However, Minnou’s leave meant that their debut album was immediately dated. As a band “gearing towards a jump,” as Callander put it, it’s imperative to have fresh material that represents who the band is right now, in hand.
They’re currently recording, with the goal to pop out a demo by the end of the summer. This time, the cut won’t be live off the floor. They’re building this new record piece by jagged piece.
“It’s much more relaxing this way. We don’t have to be wired for hours, eating cocoa beans in some studio!” said Carreras. “And I think it makes me a better guitar player — going in and getting each note down beautifully and really tight.”
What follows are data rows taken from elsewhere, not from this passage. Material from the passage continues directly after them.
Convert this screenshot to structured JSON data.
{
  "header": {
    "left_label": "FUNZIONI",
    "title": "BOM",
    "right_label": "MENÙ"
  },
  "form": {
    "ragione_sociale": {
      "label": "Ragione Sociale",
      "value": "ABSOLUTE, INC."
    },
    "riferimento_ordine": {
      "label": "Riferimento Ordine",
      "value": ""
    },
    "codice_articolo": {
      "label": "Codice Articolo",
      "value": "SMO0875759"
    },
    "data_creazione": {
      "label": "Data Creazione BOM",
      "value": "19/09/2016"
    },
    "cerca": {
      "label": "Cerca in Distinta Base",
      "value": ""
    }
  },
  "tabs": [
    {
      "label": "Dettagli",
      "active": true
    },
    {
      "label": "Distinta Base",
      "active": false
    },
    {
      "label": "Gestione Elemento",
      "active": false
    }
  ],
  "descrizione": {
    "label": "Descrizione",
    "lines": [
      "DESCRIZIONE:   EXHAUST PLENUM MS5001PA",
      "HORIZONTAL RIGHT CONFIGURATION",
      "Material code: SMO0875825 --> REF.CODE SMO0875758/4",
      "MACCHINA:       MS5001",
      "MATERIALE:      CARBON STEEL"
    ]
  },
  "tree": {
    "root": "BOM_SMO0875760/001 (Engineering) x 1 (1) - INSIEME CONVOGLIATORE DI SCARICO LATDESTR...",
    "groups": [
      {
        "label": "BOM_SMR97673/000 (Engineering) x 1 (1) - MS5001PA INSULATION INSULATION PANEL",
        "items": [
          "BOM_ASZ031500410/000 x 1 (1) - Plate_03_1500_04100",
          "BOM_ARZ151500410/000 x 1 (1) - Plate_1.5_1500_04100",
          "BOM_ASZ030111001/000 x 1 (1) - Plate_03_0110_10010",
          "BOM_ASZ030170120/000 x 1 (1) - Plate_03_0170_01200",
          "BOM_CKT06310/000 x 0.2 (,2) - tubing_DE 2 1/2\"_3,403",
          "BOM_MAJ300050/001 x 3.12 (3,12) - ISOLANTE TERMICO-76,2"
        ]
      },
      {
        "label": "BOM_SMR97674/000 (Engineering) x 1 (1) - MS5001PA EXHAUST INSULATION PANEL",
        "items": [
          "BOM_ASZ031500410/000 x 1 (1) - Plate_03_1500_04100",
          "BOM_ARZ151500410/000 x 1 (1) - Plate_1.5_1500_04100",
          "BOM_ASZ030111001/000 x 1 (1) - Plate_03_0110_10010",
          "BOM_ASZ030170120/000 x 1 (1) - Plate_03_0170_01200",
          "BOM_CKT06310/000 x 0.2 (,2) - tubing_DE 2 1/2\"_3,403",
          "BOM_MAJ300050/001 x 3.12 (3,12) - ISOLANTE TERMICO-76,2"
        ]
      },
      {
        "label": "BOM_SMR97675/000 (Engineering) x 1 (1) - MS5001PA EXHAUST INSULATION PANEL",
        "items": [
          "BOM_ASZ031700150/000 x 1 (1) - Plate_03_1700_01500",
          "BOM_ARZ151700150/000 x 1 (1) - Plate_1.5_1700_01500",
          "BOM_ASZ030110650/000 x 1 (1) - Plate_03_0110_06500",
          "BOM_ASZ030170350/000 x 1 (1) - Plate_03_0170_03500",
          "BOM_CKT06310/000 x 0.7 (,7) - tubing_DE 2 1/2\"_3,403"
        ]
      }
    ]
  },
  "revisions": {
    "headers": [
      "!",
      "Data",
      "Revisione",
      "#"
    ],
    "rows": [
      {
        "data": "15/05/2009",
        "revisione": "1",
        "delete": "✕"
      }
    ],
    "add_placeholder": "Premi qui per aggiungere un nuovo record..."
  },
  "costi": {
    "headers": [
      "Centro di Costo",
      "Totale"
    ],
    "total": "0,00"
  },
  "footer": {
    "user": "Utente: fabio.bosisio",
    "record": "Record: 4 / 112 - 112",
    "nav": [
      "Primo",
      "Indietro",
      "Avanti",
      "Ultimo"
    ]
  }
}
Filling the void of a lost singer has put the pressure on those left standing. But Joyce has stepped up to the plate, Carreras doing most of the screaming, with Callander and Fernandez pitching in.
And vocals haven’t been the only challenge — in fact, the band has been challenging themselves deliberately. For the notoriously expeditious Joyce Collingwood (their self-titled’s shortest clocks in at 22 seconds), it’s a big deal when they say they’ve been experimenting with meatier song-lengths, as well as intros and outros.
“We do hear a lot of, ‘Man, I love what you’re doing, but as soon as I get stoked, it’s over,’” Carreras admitted. “Usually, I’d say, well if you like it so much just fucking listen to it again. But live, they don’t have that option.”
“I think we have one that’s 1:40, which would be our longest song ever.”
Are they nervous about fan reactions?
“No! Because we really believe in it,” laughed Callander. “We’re like, ‘Listen to this, this is so awesome!’ But you know, isn’t that the way all bands should be?”
(Clockwise from top-left) Mullen, Carreras, Fernandez and Callander.
“I think that’s what people get out of it,” added Carreras. “We’re so stoked that they just get stoked.”
The dichotomy between their aggressive sonic personas and their sunny real-life dispositions came up again, when asked about their songwriting inspiration.
“Anger,” said Carreras, but with a Cheshire grin. “Betrayal. That’s a big theme. Any emotion that is tough to go through alone is much easier to get through in a song. It’s all poison, delicious poison.”
“And we put it out there,” said Callander, an equally puckish smile on her face. “To infect other people.”
The band’s self-titled debut can be streamed, downloaded or bought online. Keep your eyes peeled for the new album near the end of the year.